● **Exercise description**
Scan the entries for the word "Onboard". Every line that has it should be copied.

● **Entries shown**
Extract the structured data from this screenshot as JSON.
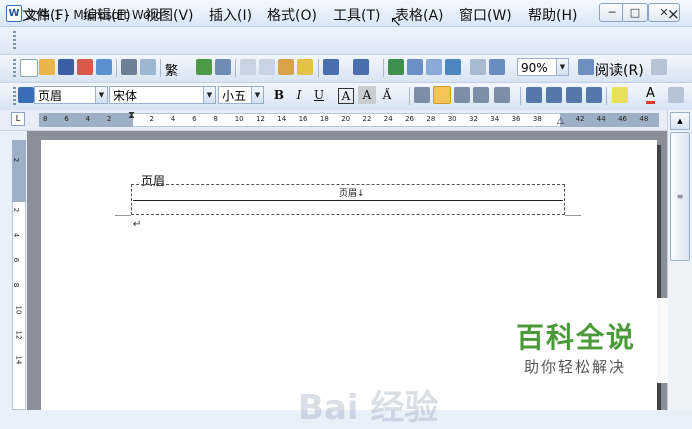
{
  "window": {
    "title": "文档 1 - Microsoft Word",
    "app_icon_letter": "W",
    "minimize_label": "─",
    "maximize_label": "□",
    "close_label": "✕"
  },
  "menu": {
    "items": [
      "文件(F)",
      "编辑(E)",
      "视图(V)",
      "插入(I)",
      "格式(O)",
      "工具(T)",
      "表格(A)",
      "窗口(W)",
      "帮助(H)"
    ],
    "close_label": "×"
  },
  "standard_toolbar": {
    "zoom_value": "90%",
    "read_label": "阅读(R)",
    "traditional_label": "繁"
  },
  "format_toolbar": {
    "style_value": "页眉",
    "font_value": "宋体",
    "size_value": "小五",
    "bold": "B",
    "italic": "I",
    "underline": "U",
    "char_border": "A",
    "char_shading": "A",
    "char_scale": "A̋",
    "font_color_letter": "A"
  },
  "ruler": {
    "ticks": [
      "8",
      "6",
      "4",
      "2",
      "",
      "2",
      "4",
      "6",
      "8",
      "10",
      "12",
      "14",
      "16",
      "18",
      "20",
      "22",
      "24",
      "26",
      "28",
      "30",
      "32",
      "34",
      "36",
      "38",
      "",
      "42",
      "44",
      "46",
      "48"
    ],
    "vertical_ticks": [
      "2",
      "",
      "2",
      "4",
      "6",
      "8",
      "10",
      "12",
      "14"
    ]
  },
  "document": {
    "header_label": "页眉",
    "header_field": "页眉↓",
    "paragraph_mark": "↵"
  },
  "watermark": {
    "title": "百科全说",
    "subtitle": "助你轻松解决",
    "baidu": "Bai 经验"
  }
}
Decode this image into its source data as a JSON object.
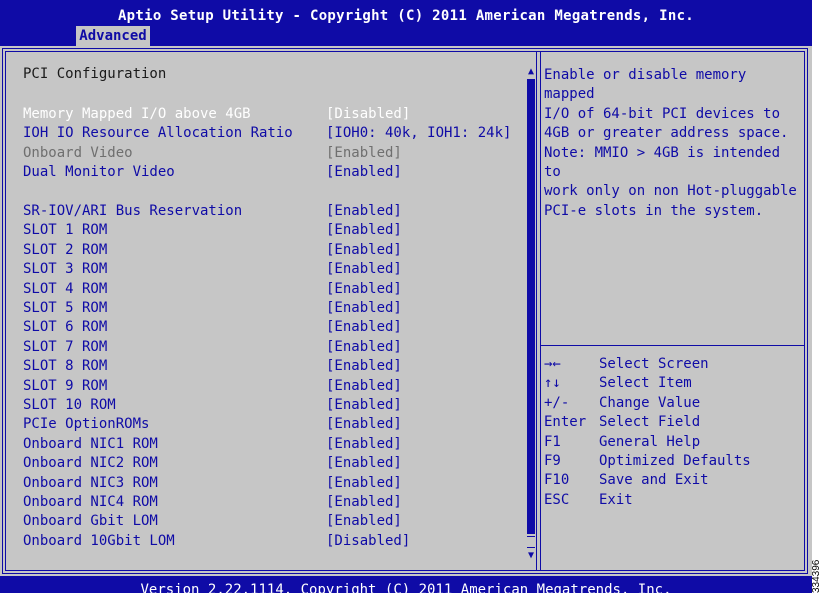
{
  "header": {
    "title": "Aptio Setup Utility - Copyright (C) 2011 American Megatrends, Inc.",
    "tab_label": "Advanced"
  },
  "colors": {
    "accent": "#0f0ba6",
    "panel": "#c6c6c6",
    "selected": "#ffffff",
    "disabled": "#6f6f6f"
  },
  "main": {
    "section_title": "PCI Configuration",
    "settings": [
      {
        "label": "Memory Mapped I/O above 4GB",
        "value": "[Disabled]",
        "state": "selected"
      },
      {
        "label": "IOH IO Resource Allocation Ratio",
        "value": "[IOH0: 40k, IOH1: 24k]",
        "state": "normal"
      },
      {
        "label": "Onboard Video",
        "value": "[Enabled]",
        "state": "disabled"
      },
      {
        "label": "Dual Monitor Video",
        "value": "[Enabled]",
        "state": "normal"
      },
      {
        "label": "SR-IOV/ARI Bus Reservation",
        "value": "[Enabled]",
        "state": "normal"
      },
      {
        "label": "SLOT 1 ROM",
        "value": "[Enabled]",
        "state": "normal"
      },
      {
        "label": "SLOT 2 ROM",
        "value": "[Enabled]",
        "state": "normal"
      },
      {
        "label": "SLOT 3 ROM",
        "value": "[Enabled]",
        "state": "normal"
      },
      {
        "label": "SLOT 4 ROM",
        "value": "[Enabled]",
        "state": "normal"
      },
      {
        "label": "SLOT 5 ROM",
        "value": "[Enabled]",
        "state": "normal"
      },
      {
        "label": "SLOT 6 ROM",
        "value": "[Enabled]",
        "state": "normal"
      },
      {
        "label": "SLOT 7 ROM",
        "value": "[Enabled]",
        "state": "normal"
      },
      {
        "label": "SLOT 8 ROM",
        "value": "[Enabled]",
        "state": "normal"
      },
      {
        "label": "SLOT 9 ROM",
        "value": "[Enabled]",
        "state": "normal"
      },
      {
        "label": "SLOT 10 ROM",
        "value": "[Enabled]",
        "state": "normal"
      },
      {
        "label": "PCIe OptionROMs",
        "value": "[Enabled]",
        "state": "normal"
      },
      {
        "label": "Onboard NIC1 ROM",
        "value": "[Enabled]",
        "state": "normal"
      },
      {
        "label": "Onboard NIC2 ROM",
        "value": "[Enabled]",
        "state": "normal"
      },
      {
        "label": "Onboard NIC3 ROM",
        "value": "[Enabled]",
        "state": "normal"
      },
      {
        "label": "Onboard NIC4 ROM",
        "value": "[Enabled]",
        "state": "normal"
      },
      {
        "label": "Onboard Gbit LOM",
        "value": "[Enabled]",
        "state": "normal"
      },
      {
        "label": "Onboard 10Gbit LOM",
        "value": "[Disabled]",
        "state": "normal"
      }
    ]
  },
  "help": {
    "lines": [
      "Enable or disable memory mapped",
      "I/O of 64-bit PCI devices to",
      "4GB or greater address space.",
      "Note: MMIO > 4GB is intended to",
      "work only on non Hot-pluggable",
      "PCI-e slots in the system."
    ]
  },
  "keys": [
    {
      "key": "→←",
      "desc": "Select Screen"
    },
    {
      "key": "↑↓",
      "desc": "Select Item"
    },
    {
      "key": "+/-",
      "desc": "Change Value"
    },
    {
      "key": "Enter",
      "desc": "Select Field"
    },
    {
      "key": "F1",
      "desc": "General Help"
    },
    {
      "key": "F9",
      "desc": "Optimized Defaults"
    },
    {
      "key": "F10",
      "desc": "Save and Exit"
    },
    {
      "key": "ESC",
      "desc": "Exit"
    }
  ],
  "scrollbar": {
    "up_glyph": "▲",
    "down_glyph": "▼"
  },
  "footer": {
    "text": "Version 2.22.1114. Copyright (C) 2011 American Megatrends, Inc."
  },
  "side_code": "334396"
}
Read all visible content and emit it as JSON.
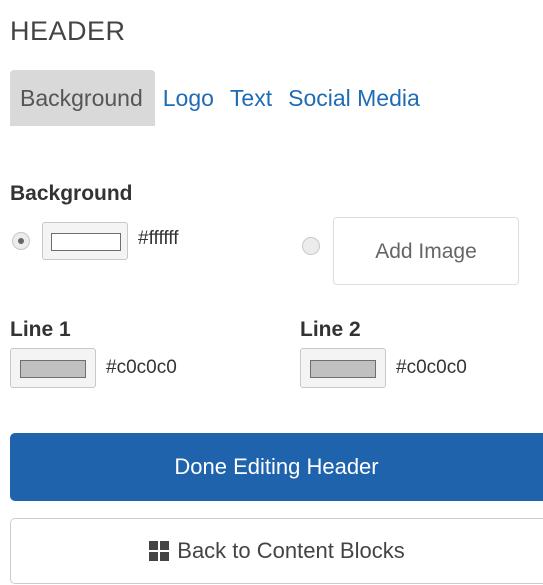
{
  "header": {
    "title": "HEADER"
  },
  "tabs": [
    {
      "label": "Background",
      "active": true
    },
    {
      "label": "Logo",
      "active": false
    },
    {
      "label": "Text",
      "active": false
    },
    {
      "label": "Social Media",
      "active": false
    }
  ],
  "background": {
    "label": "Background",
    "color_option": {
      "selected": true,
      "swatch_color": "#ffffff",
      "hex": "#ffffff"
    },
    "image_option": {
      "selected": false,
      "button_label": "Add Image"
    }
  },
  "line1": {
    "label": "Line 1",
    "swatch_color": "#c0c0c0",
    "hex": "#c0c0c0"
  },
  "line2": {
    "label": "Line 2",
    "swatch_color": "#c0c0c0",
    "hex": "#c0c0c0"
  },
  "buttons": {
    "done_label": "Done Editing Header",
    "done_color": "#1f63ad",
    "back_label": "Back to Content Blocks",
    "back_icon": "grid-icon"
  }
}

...

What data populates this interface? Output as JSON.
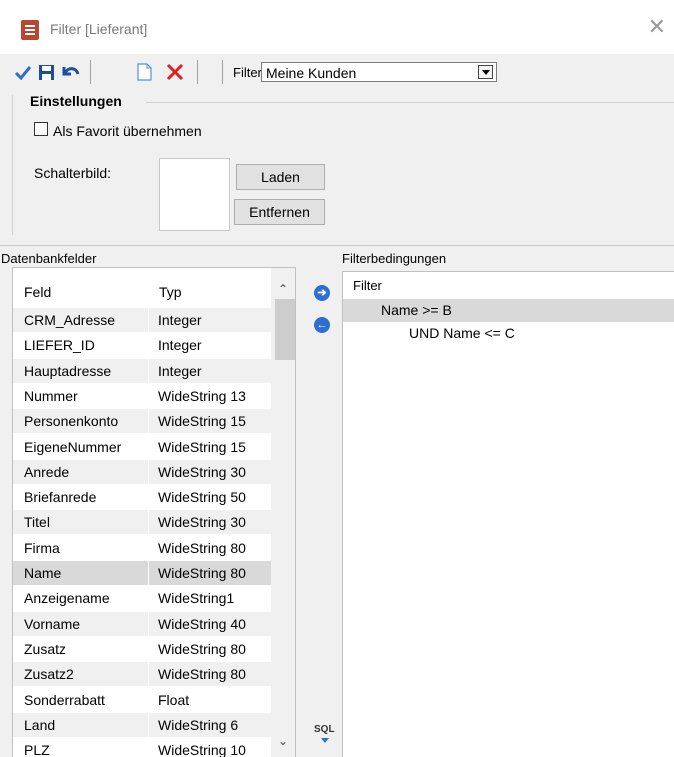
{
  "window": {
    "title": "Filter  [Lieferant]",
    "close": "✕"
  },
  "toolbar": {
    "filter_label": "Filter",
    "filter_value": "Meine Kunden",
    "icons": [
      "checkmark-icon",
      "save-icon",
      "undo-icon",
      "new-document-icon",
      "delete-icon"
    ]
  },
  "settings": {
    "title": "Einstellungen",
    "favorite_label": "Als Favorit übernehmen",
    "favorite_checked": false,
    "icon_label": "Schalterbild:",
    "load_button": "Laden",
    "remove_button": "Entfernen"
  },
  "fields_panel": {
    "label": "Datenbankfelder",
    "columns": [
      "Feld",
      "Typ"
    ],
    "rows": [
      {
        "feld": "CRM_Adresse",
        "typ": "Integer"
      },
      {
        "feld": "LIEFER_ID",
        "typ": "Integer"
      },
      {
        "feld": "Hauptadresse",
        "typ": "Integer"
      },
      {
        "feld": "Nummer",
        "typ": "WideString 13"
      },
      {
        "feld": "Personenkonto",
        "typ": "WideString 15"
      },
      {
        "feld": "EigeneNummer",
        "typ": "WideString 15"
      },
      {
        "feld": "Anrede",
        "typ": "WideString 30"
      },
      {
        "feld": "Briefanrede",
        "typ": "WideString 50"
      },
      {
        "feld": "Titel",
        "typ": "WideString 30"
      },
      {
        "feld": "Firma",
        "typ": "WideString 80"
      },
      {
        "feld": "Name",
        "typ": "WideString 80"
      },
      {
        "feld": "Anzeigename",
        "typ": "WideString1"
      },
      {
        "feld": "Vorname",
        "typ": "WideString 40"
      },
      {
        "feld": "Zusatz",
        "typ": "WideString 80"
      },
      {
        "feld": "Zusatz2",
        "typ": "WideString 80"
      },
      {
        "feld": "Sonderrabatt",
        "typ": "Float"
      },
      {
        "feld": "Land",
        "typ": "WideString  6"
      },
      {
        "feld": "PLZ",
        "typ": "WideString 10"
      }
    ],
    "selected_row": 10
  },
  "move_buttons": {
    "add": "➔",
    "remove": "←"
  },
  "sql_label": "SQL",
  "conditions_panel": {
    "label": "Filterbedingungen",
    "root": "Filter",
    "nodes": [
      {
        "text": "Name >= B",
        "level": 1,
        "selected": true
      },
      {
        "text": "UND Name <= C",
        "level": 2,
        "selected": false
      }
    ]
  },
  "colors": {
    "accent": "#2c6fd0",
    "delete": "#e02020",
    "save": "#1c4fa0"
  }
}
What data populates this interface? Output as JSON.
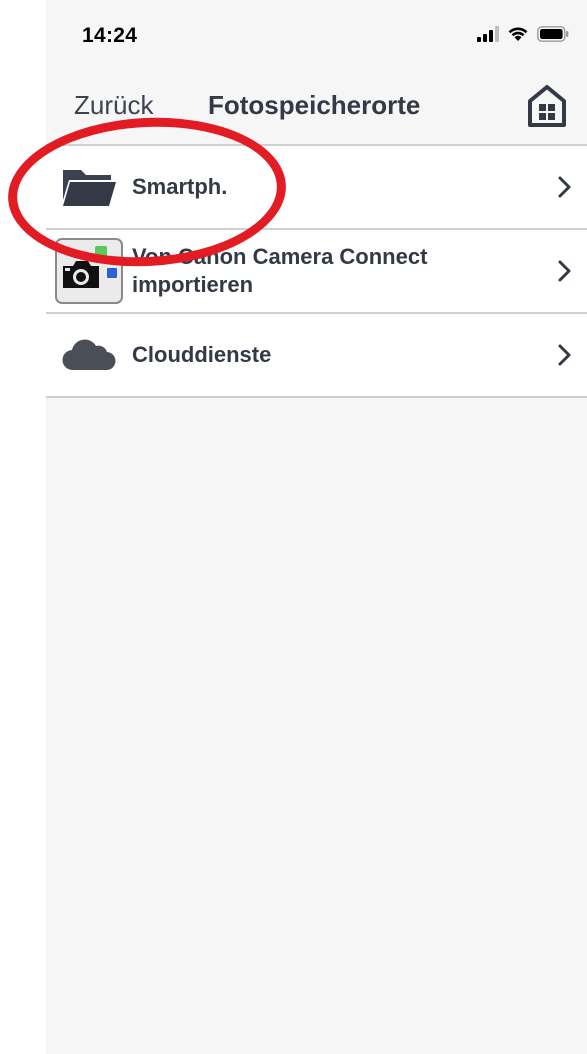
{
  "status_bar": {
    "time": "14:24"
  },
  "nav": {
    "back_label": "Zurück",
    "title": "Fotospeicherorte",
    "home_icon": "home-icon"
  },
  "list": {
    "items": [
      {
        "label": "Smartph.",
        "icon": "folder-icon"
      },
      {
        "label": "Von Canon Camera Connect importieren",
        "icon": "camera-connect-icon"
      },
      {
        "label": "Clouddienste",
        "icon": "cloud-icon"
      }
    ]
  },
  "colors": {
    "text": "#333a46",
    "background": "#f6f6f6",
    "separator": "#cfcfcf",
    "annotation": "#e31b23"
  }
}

● **Output of the exercise**
        "label": "Onboard Video",
        "label": "Onboard NIC1 ROM",
        "label": "Onboard NIC2 ROM",
        "label": "Onboard NIC3 ROM",
        "label": "Onboard NIC4 ROM",
        "label": "Onboard Gbit LOM",
        "label": "Onboard 10Gbit LOM",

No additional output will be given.